Vitamins and Health
Vitamins are imperative to human health. Without sufficient intake of vitamins the human body will not operate at its full potential. If a lack of an organic substance in the diet induces symptoms that are reversed by putting it back into the diet, the organic substance is classified as a vitamin. The human body needs vitamins to grow and develop regularly. Vitamin deficiencies generate crippling diseases. Even low intakes may generate small differences in daily health and put an individual at increased risk of chronic disease later in life. On the other hand, vitamin toxicity, or vitamin poisoning may also pose harmful health issues or even death in some cases. Thirteen vitamins have been identified as vital to human health and are classified as either water of fat soluble.
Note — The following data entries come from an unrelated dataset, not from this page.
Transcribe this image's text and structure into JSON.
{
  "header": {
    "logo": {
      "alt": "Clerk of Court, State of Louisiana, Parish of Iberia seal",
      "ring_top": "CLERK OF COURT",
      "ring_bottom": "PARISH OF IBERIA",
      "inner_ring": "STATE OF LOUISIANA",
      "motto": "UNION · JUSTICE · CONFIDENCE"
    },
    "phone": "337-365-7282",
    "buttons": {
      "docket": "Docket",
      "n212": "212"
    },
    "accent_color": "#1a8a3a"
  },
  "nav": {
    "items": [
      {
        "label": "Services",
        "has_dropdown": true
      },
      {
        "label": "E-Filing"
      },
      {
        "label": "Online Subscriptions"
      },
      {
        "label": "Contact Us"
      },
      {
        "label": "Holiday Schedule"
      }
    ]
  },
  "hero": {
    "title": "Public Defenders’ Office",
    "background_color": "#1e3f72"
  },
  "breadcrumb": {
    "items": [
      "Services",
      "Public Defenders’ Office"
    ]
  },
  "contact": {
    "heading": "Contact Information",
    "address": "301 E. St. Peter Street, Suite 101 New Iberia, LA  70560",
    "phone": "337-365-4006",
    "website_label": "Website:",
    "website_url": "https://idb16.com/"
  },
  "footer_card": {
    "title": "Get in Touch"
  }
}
Vitamin Classification Vitamins are classified according to their dissolvability in water or fat. The B vitamins (Thiamin B1, Riboflavin B2, Niacin B3, Biotin, Pantothenic acid, Vitamin B6, Folate, and Vitamin B12) and vitamin C are water soluble vitamins. Vitamins A, D, E, and K are fat soluble vitamins. Water soluble vitamins are washed out of the body in urine by the kidneys. Fat soluble vitamins are stocked in the body. The water soluble B vitamins and vitamin C need to be renewed every day, but the fat soluble vitamins A, D, E, and K are collected in fatty tissues and the liver cells in the body.
Water Soluble Vitamins Three water soluble vitamins include Thiamin (B1), Riboflavin (B2), and Niacin (B3). Thiamin is found in pork, whole and enriched grains, seeds, nuts and legumes. According to “Health Benefits of Vitamin B1 or Thiamin” (2013), “It plays an important role in maintaining a healthy nervous system and improving the cardiovascular functioning of the body.” Thiamin helps convert carbohydrates into glucose, which produces energy needed to fulfill multiple body functions. The breakdown of fats and protein requires Thiamin. Weakness, irritability, and paralysis are just a few of the symptoms of a Thiamin deficiency. Alcoholics and individuals who live in poverty are at risk for Thiamin deficiency. There have been no reports of Thiamin toxicity, nor is there an upper intake level (UL). Riboflavin also aids in energy metabolism. It is found in dairy products, whole and enriched grains, leafy green vegetables, and meats. Symptoms of a riboflavin deficiency are cracks in the corners of the mouth and swelling in the mouth and tongue. There are no specific groups at risk of Riboflavin deficiency, zero toxicity cases reported, and no set UL. Niacin is needed for energy metabolism, lipid synthesis, and breakdown. Two symptoms of a Niacin deficiency are diarrhea and dementia. Alcoholics and individuals who mostly eat a corn based diet are at risk of a Niacin deficiency. The UL for Niacin is 35mg. Symptoms of toxicity are nausea and tingling extremities.
Fat Soluble Vitamins The fat soluble vitamins are vitamin A, D, E, and K. Vitamin A is needed for vision, reproduction, and immunity. Three high nutrient sources of vitamin A are fish, carrots, and cantaloupe. Symptoms of a vitamin a deficiency are night blindness, dry skin, and poor growth. Individuals who live in poverty, or who consume a…